Some notes on spambusting and ongoing development
I've been grimacing at all the spam groups on the front page for the last few months, but for various complicated reasons, neither Ethan nor I have had time to delete. Well, it's spring here in the southern hemisphere and today I finally got around to having a major spring clean here on CoActivate. A whole bunch of spam groups have been deleted, along with the users who set them up. I hope these SEO-optimizing marketing vampires get the message, and keep their gaudy snake oil sales pitches out of our community space. As always, if you see what looks like a spam group, please let the admins know through the CoActivate Users Group (you're all team member on that project, right?).
You've probably all noticed that CoActivate hasn't changed much for what feels like a really long time. Probably because it hasn't. If it ain't broke, don't fix it, right? When things actually break though, they usually do get fixed, like when the problems with the mail system got fixed around this time last year (although we are still having some teething problems with the Export system).
Anyway, although it's not always obvious, there is work going on behind the scenes to create the next version of the software engine that purrs under the hood of CoActivate. Ethan has been doing a lot of thinking about what the user experience needs to include, and a lot of experimentation with different ways of making that happen using more up-to-date tools.
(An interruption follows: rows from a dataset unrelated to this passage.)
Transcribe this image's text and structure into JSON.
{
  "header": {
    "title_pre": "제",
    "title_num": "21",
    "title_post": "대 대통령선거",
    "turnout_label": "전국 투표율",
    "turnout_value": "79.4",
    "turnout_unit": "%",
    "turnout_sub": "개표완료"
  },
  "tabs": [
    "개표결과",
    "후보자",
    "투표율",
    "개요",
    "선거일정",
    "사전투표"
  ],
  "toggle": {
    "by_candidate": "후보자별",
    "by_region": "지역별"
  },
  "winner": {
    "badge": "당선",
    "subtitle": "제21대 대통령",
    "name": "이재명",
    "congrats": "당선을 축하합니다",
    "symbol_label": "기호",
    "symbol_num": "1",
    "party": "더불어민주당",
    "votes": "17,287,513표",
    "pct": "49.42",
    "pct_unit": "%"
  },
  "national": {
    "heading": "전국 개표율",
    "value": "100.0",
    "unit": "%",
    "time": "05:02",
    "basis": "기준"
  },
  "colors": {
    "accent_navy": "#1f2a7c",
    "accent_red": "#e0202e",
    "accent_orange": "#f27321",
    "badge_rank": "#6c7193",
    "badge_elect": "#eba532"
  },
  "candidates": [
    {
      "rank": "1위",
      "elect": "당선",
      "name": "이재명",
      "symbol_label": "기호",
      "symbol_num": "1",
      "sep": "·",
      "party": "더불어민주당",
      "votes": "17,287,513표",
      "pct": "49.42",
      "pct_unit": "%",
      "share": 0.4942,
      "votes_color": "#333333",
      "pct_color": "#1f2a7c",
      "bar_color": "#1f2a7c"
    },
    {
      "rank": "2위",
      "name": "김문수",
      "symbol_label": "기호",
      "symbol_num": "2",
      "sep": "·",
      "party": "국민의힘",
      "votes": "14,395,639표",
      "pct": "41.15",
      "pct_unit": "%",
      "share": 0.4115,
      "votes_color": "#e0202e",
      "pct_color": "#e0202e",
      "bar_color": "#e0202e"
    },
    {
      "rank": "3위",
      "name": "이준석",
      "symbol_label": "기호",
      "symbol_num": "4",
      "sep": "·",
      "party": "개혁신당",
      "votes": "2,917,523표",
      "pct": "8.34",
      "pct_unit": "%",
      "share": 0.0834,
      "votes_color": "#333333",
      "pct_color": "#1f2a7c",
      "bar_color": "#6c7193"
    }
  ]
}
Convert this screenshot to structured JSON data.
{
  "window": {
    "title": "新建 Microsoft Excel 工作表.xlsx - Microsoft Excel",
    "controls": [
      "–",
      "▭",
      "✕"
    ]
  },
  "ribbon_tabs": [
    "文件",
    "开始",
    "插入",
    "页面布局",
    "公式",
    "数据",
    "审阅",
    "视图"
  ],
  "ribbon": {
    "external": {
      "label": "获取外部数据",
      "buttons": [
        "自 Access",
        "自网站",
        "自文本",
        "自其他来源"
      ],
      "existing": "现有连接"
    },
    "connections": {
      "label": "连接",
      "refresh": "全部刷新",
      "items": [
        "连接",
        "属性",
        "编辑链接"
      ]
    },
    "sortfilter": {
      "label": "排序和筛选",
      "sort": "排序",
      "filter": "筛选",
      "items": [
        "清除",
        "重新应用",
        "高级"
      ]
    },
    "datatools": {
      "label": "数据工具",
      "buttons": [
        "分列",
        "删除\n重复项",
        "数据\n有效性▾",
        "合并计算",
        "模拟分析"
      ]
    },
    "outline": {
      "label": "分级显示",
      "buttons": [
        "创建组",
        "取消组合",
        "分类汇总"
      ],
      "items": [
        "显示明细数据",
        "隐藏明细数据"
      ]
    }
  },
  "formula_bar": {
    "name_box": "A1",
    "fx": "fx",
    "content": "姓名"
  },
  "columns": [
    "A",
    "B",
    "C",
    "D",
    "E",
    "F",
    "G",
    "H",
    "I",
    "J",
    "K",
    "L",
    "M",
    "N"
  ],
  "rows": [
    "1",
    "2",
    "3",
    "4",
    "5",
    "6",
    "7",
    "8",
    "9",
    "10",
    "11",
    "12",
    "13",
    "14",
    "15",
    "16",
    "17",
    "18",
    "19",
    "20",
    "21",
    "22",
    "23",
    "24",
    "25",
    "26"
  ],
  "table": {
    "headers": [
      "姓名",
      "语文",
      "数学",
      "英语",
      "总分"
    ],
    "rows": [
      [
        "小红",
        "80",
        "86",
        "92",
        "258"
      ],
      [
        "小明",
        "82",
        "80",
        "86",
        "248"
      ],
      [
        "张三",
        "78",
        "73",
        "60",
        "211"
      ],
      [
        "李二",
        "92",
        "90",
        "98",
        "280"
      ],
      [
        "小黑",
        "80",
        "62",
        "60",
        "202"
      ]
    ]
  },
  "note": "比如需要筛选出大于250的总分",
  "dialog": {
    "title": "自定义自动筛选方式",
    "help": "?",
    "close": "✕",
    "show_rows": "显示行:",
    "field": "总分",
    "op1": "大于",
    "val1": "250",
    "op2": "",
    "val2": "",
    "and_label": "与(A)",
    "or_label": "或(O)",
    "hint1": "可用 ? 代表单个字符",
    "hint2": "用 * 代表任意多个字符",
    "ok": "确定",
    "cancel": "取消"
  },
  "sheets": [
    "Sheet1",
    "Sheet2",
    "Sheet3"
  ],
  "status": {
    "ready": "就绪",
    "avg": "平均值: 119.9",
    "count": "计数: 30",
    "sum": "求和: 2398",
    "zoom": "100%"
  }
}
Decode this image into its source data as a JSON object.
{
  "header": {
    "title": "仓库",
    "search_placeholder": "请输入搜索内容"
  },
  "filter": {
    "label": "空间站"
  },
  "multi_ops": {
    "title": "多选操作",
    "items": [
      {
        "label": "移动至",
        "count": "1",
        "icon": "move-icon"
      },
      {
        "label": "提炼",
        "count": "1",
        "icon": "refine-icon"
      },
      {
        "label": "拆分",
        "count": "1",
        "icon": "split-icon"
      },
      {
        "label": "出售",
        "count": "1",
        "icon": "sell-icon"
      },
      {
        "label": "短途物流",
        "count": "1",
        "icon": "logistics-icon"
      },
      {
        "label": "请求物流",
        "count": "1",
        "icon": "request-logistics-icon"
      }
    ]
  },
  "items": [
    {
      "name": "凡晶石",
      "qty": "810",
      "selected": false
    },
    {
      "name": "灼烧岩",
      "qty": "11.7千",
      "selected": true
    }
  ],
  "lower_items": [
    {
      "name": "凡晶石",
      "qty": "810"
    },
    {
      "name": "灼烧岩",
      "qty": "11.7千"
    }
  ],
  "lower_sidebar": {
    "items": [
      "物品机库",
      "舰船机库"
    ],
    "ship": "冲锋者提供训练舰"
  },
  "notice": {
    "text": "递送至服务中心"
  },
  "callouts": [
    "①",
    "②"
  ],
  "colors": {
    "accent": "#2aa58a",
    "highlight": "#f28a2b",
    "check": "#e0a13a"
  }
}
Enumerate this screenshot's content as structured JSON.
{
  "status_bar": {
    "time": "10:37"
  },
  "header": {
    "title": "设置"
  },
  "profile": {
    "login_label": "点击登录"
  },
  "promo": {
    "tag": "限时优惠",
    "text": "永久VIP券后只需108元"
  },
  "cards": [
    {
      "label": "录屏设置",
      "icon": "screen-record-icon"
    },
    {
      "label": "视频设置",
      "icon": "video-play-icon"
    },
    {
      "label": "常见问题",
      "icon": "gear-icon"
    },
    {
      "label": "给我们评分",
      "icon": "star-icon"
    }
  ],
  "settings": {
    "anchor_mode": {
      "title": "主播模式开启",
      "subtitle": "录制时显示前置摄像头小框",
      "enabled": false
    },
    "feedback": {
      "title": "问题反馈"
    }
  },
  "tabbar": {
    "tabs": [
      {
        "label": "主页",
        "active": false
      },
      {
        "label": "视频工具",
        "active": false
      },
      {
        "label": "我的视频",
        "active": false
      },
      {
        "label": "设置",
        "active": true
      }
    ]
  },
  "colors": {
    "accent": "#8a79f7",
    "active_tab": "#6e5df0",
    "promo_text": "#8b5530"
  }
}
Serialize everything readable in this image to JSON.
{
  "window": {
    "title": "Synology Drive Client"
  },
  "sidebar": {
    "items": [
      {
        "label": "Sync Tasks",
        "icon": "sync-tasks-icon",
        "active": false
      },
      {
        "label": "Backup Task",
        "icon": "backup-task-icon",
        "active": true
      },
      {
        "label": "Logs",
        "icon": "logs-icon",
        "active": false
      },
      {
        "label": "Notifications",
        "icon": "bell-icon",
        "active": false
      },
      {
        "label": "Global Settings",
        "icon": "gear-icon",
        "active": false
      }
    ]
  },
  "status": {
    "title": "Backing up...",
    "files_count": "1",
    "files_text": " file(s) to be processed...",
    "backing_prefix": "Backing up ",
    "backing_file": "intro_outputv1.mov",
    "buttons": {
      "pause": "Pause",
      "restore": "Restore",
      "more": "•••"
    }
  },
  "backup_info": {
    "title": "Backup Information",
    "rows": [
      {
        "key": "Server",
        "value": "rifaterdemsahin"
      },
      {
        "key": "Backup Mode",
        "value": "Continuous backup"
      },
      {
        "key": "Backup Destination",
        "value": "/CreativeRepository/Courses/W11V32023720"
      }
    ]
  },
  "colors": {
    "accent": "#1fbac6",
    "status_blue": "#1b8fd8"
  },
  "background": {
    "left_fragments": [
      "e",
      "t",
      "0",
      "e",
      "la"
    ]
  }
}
A few months back he started playing around with a free code tool called Docker, which significantly simplifies the tasks of developing and deploying the complex bundles of software required to make a site like CoActivate work. Using this tool will make it easier to involve more coders in development, and all going well, speed up the process of getting CoActivate 2.0 ready to roll.
In the meantime, please make the effort to contact Ethan and let him know how much you appreciate his unpaid work as the solo sysadmin of CoActivate, and lead developer of the underlying software. Once you've joined the user group, maybe visit the How I've Used CoActivate thread, and share with Ethan and the group about how CoActivate has been useful in your community (note to self: must do this). Nobody wants to do hours of exhausting volunteer work on a piece of tech if nobody seems to appreciate it.
Finally, are there any developers out there who would be willing to get involved in the open source project that develops the software engine used in CoActivate? Particular those familiar with using Docker, Python, the Plone CMS, and its various web frameworks (Zope/ Django/ Pyramid etc), or keen to learn about them. If so, check out the GITHub repositories at Social Planning, and drop into the #socialplanning IRC channel on Freenode.